"Providence" - I find Paul Di Filippo's work mildly annoying at the best of times. Maybe that makes me a bad person. Here we have a throw away story around a flimsy artificial premise, and lots of beep beep noises. That's about it. I didn't care about any of the characters or anything they did or saw. About a page in I had determined everything the author wanted me to be surprised and impressed by, and I was not surprised or impressed. They're robots, hooked on records. Woo. Hoo. That is just so amazing and cool. Not.

Back to being worried, but almost halfway through now, and I felt I should go on.

"Carnival Night" - A serviceable little story, basically a crime story but with a few SF-nal trappings and SF required to make the reveal work. Brief and to the point, and reasonably entertaining even if the characters were flat.

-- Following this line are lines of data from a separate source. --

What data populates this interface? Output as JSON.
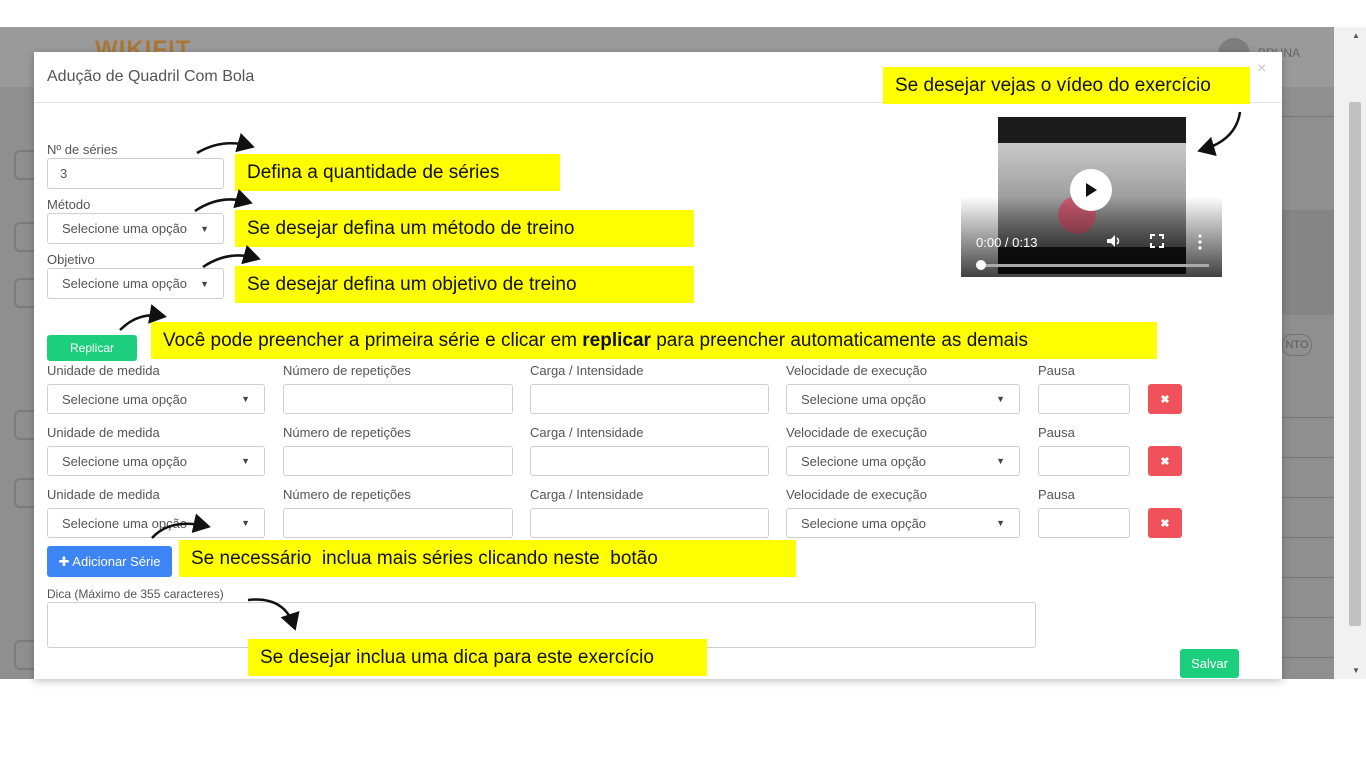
{
  "background": {
    "logo": "WIKIFIT",
    "user_name": "BRUNA",
    "badge": "NTO"
  },
  "modal": {
    "title": "Adução de Quadril Com Bola",
    "close": "×"
  },
  "form": {
    "series_label": "Nº de séries",
    "series_value": "3",
    "method_label": "Método",
    "method_value": "Selecione uma opção",
    "objective_label": "Objetivo",
    "objective_value": "Selecione uma opção",
    "replicate_button": "Replicar",
    "columns": {
      "unit": "Unidade de medida",
      "reps": "Número de repetições",
      "load": "Carga / Intensidade",
      "speed": "Velocidade de execução",
      "pause": "Pausa"
    },
    "rows": [
      {
        "unit": "Selecione uma opção",
        "reps": "",
        "load": "",
        "speed": "Selecione uma opção",
        "pause": ""
      },
      {
        "unit": "Selecione uma opção",
        "reps": "",
        "load": "",
        "speed": "Selecione uma opção",
        "pause": ""
      },
      {
        "unit": "Selecione uma opção",
        "reps": "",
        "load": "",
        "speed": "Selecione uma opção",
        "pause": ""
      }
    ],
    "delete_icon": "✖",
    "add_series_button": "✚ Adicionar Série",
    "tip_label": "Dica (Máximo de 355 caracteres)",
    "tip_value": "",
    "save_button": "Salvar"
  },
  "video": {
    "time": "0:00 / 0:13",
    "progress": 0
  },
  "annotations": {
    "video": "Se desejar vejas o vídeo do exercício",
    "series": "Defina a quantidade de séries",
    "method": "Se desejar defina um método de treino",
    "objective": "Se desejar defina um objetivo de treino",
    "replicate_pre": "Você pode preencher a primeira série e clicar em ",
    "replicate_bold": "replicar",
    "replicate_post": " para preencher automaticamente as demais",
    "add_series": "Se necessário  inclua mais séries clicando neste  botão",
    "tip": "Se desejar inclua uma dica para este exercício"
  },
  "colors": {
    "highlight": "#ffff00",
    "green": "#1ccf7d",
    "blue": "#3d84f5",
    "red": "#f0525b"
  }
}
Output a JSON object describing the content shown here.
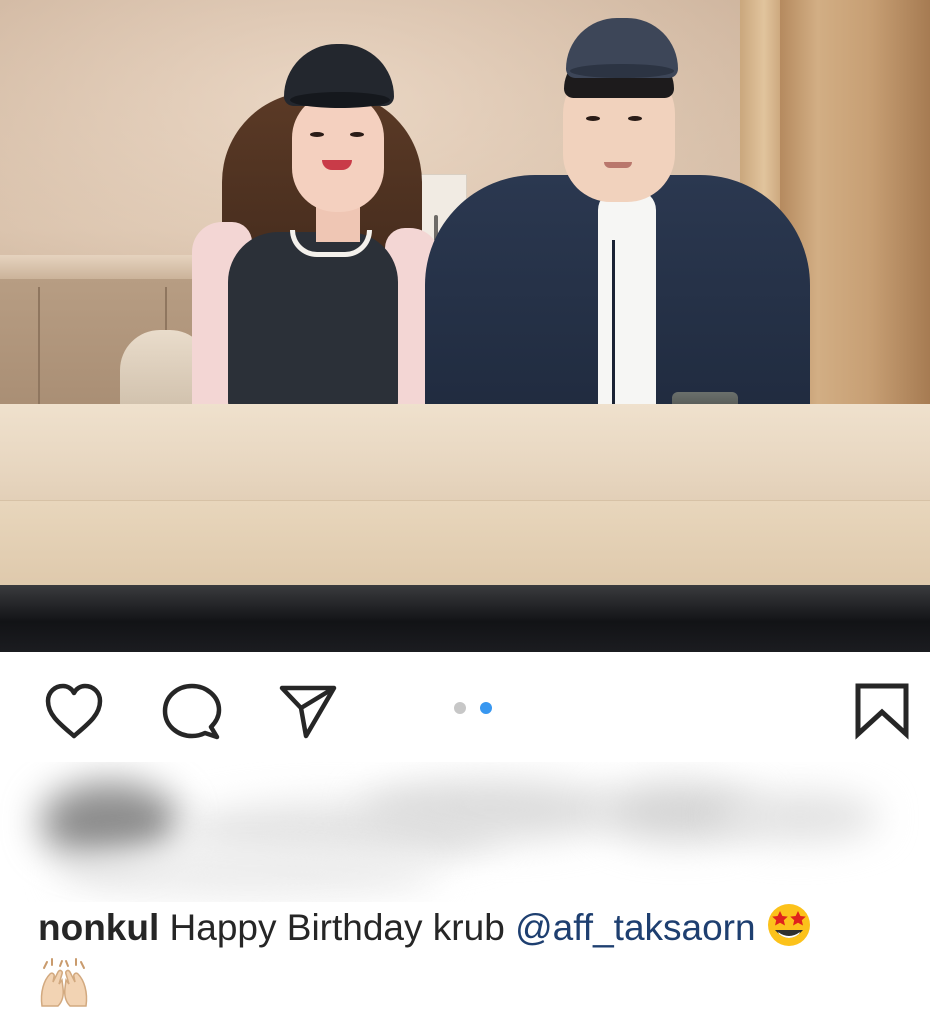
{
  "post": {
    "carousel": {
      "total": 2,
      "active_index": 1
    },
    "caption": {
      "username": "nonkul",
      "text": "Happy Birthday krub",
      "mention": "@aff_taksaorn"
    }
  },
  "icons": {
    "like": "heart-icon",
    "comment": "comment-bubble-icon",
    "share": "paper-plane-icon",
    "save": "bookmark-icon",
    "caption_emoji_1": "star-struck-emoji",
    "caption_emoji_2": "raising-hands-emoji"
  },
  "colors": {
    "carousel_active": "#3897f0",
    "carousel_inactive": "#c7c7c7",
    "mention": "#1e3f70",
    "text": "#262626"
  }
}
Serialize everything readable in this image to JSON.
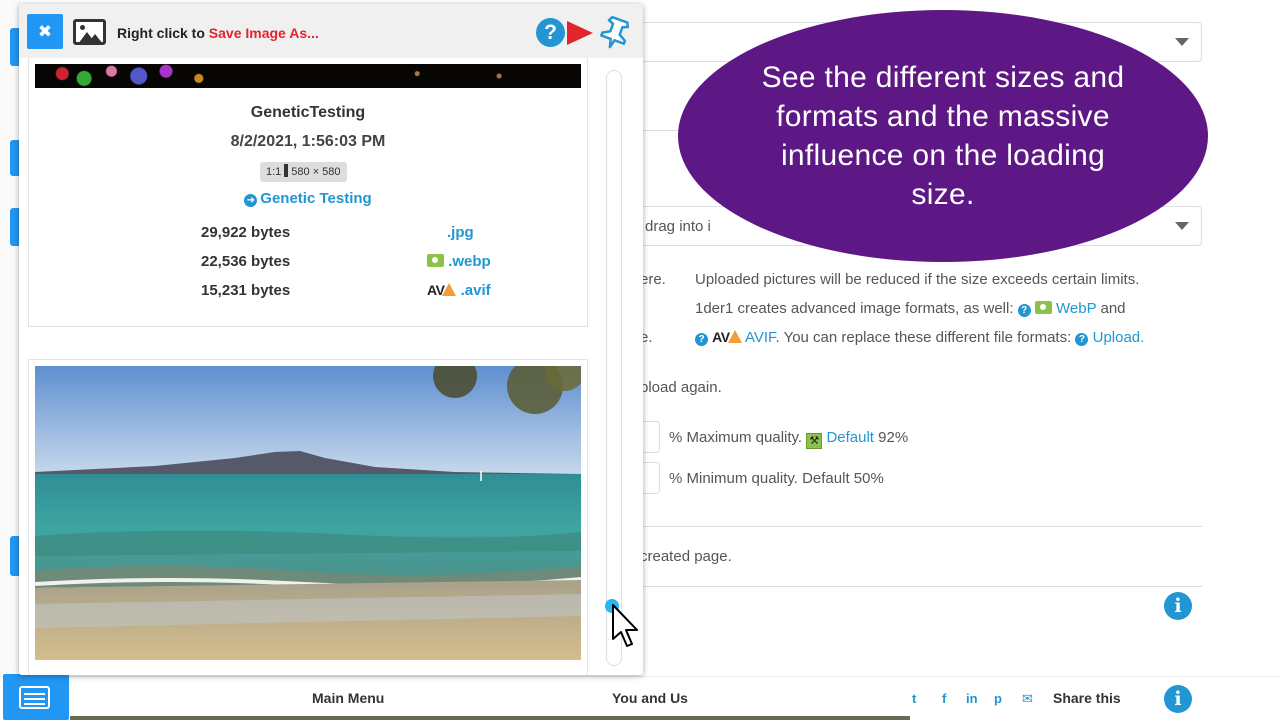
{
  "popup": {
    "close_label": "✖",
    "header_prefix": "Right click to ",
    "header_action": "Save Image As...",
    "help_label": "?",
    "image": {
      "title": "GeneticTesting",
      "date": "8/2/2021, 1:56:03 PM",
      "ratio_label": "1:1",
      "dimensions": "580 × 580",
      "link_label": "Genetic Testing"
    },
    "sizes": [
      {
        "bytes": "29,922 bytes",
        "format": ".jpg"
      },
      {
        "bytes": "22,536 bytes",
        "format": ".webp"
      },
      {
        "bytes": "15,231 bytes",
        "format": ".avif"
      }
    ],
    "av_logo": "AV"
  },
  "callout": {
    "text": "See the different sizes and formats and the massive influence on the loading size."
  },
  "background": {
    "drag_text": "drag into i",
    "frag_here": "ere.",
    "frag_e": "e.",
    "info_line1": "Uploaded pictures will be reduced if the size exceeds certain limits.",
    "info_line2_prefix": "1der1 creates advanced image formats, as well:",
    "webp_label": "WebP",
    "and_label": "and",
    "av_logo": "AV",
    "avif_label": "AVIF",
    "info_line3_mid": ". You can replace these different file formats:",
    "upload_label": "Upload.",
    "upload_again": "pload again.",
    "max_quality_prefix": "% Maximum quality.",
    "max_default_label": "Default",
    "max_default_value": "92%",
    "min_quality": "% Minimum quality. Default 50%",
    "created_page": "created page."
  },
  "bottom_bar": {
    "main_menu": "Main Menu",
    "you_and_us": "You and Us",
    "share_this": "Share this",
    "social": [
      "t",
      "f",
      "in",
      "p",
      "✉"
    ]
  },
  "colors": {
    "accent": "#2196f3",
    "link": "#2196d3",
    "callout_bg": "#5e1885",
    "red": "#e0262b"
  },
  "icons": [
    "close-icon",
    "image-icon",
    "help-icon",
    "play-icon",
    "pin-icon",
    "info-icon",
    "menu-icon",
    "twitter-icon",
    "facebook-icon",
    "linkedin-icon",
    "pinterest-icon",
    "mail-icon"
  ]
}
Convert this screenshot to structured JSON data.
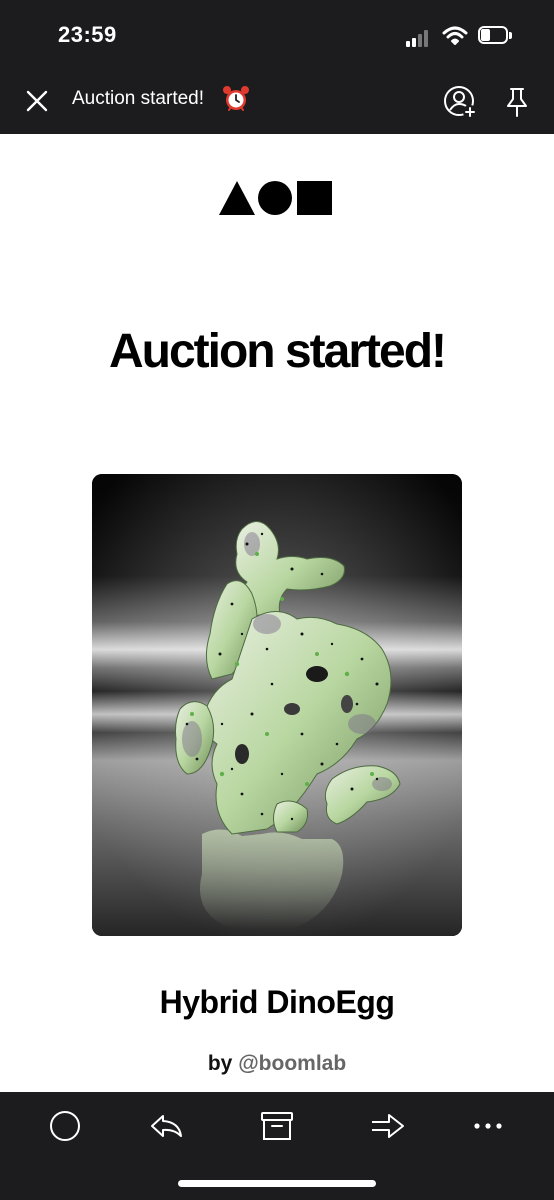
{
  "status_bar": {
    "time": "23:59"
  },
  "navbar": {
    "title": "Auction started!",
    "title_emoji_icon": "alarm-clock-icon",
    "left_icon": "close-icon",
    "right_icons": [
      "user-add-icon",
      "pin-icon"
    ]
  },
  "email": {
    "logo_icon": "triangle-circle-square-logo",
    "headline": "Auction started!",
    "artwork": {
      "title": "Hybrid DinoEgg",
      "by_label": "by",
      "artist_handle": "@boomlab"
    }
  },
  "toolbar": {
    "icons": [
      "circle-icon",
      "reply-icon",
      "archive-icon",
      "forward-icon",
      "more-icon"
    ]
  },
  "colors": {
    "chrome": "#1c1c1e",
    "background": "#ffffff",
    "text": "#000000",
    "handle": "#666666"
  }
}
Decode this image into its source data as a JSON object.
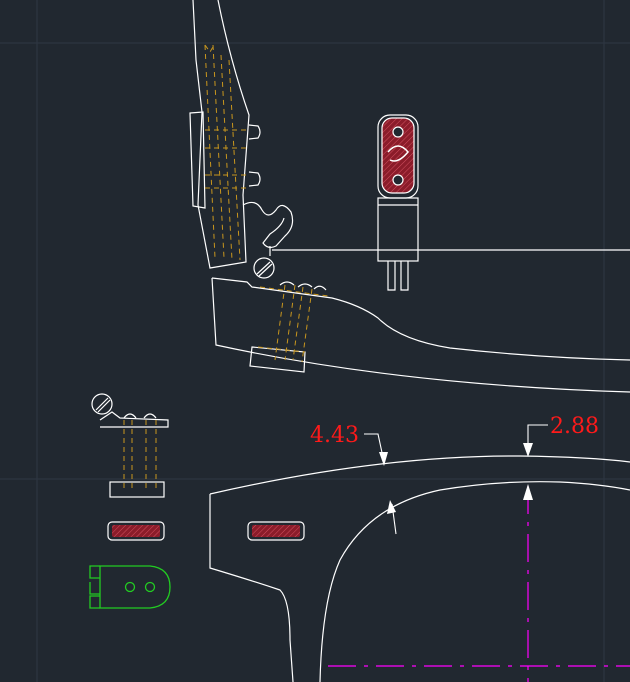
{
  "drawing": {
    "background": "#212830",
    "grid_color": "#2e3743",
    "line_color": "#ffffff",
    "hidden_line_color": "#c8961e",
    "center_line_color": "#ff00ff",
    "accent_green": "#22cc22",
    "hatch_fill": "#8b1c2a",
    "hatch_line": "#d05060"
  },
  "dimensions": {
    "first": {
      "value": "4.43",
      "color": "#ff1a1a"
    },
    "second": {
      "value": "2.88",
      "color": "#ff1a1a"
    }
  }
}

"The Assistant" - Again, a reasonably entertaining, small story. The author relies a little too heavily on the hook (What if the office cleaners who empty the trash cans were super high-tech industrial espionage prevention teams!?) and leaves the rest of the story a bit thin, but gets in enough engagement with the characters to make a passing grade.

"Glitch" - Odd, but it worked OK. There was a bit of dragging, here and there, and a bit of that old chestnut (the robot wants to be human), but with a somewhat interesting twist. I'd give it a B.

"One of Our Bastards is Missing" - Alternative history, maybe, or maybe just fantasy, with a bit of a SF twist. The story managed to keep some balance between the weird ideas of pocket dimensions, the somewhat less weird but still alien pseudo-Elizabethan mannerisms, and the slightly two-dimensional but still interesting characters. In the end, an interesting package. A.

"Woodpunk" - A little plodding. This is a message story. The trappings are fairly nice, but we've heard this message before. And even though it's an important message, repeating it doesn't help the story. Not bad, but on the low end.

"Minya's Astral Angels" - Some cute ideas and OK characterization and development carry this story. Solid. Not superb, but solid.

"The Best Monkey" - Started off not really liking this one, but it grew on me, and eventually I found it one of the better stories in the collection. The characters (character, really) clicked after a while, and from there on it was an engaging detective story towards an interesting reveal.

"Long Stay" - An odd little story which has potential and then seems to go plonk right at the end, as if the author had run out of things to say. I did quite like the setup though, especially since I was reading it on a plane.

"A Soul Stitched to Iron" - Tim's story. This story features Jacob Burn, the somewhat abrasive protagonist of Tim's novel Heart of Veridon. It's a solid entry. I can't say I thought it was brilliant, but it was pretty good. It works best in the descriptions of the weird and often chilling entities hiding in the shadows of Tim's invented city. Unfortunately the story itself felt strangely inconsequential. Even though there are big implied effects (death, destruction of families, another eon of sleep, etc. etc.) for other people, nothing really happens to the main character except he watches people (and things) go down, and nudges things along here and there. Still, not bad.

"iThink, therefor I am" - A rather short, silly, and slightly preachy piece. Vaguely amusing, but not one of my favorites.

Looking back over all that, I think I may appear more negative than I mean to be. It's a solid collection of quite readable stories. A few of the stories didn't work for me, but most of them did. None of the stories were absolutely mind-blowing, but maybe that's because I'm just a jaded husk of a man without a spark of wonder left in my soul. Maybe that's it.

It's worth reading.